Output the entries underneath exactly as they are.

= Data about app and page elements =
----

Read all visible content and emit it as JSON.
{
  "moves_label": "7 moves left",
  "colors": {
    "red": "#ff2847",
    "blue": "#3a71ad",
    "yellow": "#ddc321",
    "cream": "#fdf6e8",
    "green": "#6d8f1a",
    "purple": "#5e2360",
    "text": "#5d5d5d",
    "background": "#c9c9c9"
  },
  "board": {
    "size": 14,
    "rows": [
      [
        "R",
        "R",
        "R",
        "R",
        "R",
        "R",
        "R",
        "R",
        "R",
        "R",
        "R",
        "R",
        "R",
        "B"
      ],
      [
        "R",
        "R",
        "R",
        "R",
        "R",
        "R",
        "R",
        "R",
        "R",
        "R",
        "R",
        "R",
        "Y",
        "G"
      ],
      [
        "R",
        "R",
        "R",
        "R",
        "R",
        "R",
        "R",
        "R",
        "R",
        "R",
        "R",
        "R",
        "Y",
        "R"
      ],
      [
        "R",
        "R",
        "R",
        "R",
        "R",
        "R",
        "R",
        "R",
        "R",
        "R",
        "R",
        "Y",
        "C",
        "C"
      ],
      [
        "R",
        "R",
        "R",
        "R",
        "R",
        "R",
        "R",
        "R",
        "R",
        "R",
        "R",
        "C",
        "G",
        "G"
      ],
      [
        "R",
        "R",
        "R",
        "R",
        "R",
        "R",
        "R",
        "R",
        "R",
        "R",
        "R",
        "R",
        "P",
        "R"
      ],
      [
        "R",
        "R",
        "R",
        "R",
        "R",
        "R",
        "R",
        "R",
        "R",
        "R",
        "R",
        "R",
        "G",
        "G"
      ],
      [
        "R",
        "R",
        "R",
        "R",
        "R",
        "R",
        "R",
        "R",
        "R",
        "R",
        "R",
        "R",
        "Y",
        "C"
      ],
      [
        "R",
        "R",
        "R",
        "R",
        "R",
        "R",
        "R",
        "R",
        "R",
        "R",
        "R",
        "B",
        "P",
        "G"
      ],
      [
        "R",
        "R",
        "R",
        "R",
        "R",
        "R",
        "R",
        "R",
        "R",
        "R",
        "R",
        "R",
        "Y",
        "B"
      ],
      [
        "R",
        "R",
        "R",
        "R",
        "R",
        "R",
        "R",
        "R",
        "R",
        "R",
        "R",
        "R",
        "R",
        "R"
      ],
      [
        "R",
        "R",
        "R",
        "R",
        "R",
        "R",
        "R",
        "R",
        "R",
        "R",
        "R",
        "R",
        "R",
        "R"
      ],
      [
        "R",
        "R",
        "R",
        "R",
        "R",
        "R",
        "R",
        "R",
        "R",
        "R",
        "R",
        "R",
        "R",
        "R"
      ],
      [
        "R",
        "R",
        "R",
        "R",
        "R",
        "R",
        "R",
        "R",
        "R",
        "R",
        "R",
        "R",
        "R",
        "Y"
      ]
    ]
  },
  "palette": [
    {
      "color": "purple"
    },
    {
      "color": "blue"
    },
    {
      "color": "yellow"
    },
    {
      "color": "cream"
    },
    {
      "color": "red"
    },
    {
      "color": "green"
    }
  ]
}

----

= RESULT OF THIS EXERCISE =
Read all visible content and emit it as JSON.
{
  "moves_label": "7 moves left",
  "colors": {
    "red": "#ff2847",
    "blue": "#3a71ad",
    "yellow": "#ddc321",
    "cream": "#fdf6e8",
    "green": "#6d8f1a",
    "purple": "#5e2360",
    "text": "#5d5d5d",
    "background": "#c9c9c9"
  },
  "board": {
    "size": 14,
    "rows": [
      [
        "R",
        "R",
        "R",
        "R",
        "R",
        "R",
        "R",
        "R",
        "R",
        "R",
        "R",
        "R",
        "R",
        "B"
      ],
      [
        "R",
        "R",
        "R",
        "R",
        "R",
        "R",
        "R",
        "R",
        "R",
        "R",
        "R",
        "R",
        "Y",
        "G"
      ],
      [
        "R",
        "R",
        "R",
        "R",
        "R",
        "R",
        "R",
        "R",
        "R",
        "R",
        "R",
        "R",
        "Y",
        "R"
      ],
      [
        "R",
        "R",
        "R",
        "R",
        "R",
        "R",
        "R",
        "R",
        "R",
        "R",
        "R",
        "Y",
        "C",
        "C"
      ],
      [
        "R",
        "R",
        "R",
        "R",
        "R",
        "R",
        "R",
        "R",
        "R",
        "R",
        "R",
        "C",
        "G",
        "G"
      ],
      [
        "R",
        "R",
        "R",
        "R",
        "R",
        "R",
        "R",
        "R",
        "R",
        "R",
        "R",
        "R",
        "P",
        "R"
      ],
      [
        "R",
        "R",
        "R",
        "R",
        "R",
        "R",
        "R",
        "R",
        "R",
        "R",
        "R",
        "R",
        "G",
        "G"
      ],
      [
        "R",
        "R",
        "R",
        "R",
        "R",
        "R",
        "R",
        "R",
        "R",
        "R",
        "R",
        "R",
        "Y",
        "C"
      ],
      [
        "R",
        "R",
        "R",
        "R",
        "R",
        "R",
        "R",
        "R",
        "R",
        "R",
        "R",
        "B",
        "P",
        "G"
      ],
      [
        "R",
        "R",
        "R",
        "R",
        "R",
        "R",
        "R",
        "R",
        "R",
        "R",
        "R",
        "R",
        "Y",
        "B"
      ],
      [
        "R",
        "R",
        "R",
        "R",
        "R",
        "R",
        "R",
        "R",
        "R",
        "R",
        "R",
        "R",
        "R",
        "R"
      ],
      [
        "R",
        "R",
        "R",
        "R",
        "R",
        "R",
        "R",
        "R",
        "R",
        "R",
        "R",
        "R",
        "R",
        "R"
      ],
      [
        "R",
        "R",
        "R",
        "R",
        "R",
        "R",
        "R",
        "R",
        "R",
        "R",
        "R",
        "R",
        "R",
        "R"
      ],
      [
        "R",
        "R",
        "R",
        "R",
        "R",
        "R",
        "R",
        "R",
        "R",
        "R",
        "R",
        "R",
        "R",
        "Y"
      ]
    ]
  },
  "palette": [
    {
      "color": "purple"
    },
    {
      "color": "blue"
    },
    {
      "color": "yellow"
    },
    {
      "color": "cream"
    },
    {
      "color": "red"
    },
    {
      "color": "green"
    }
  ]
}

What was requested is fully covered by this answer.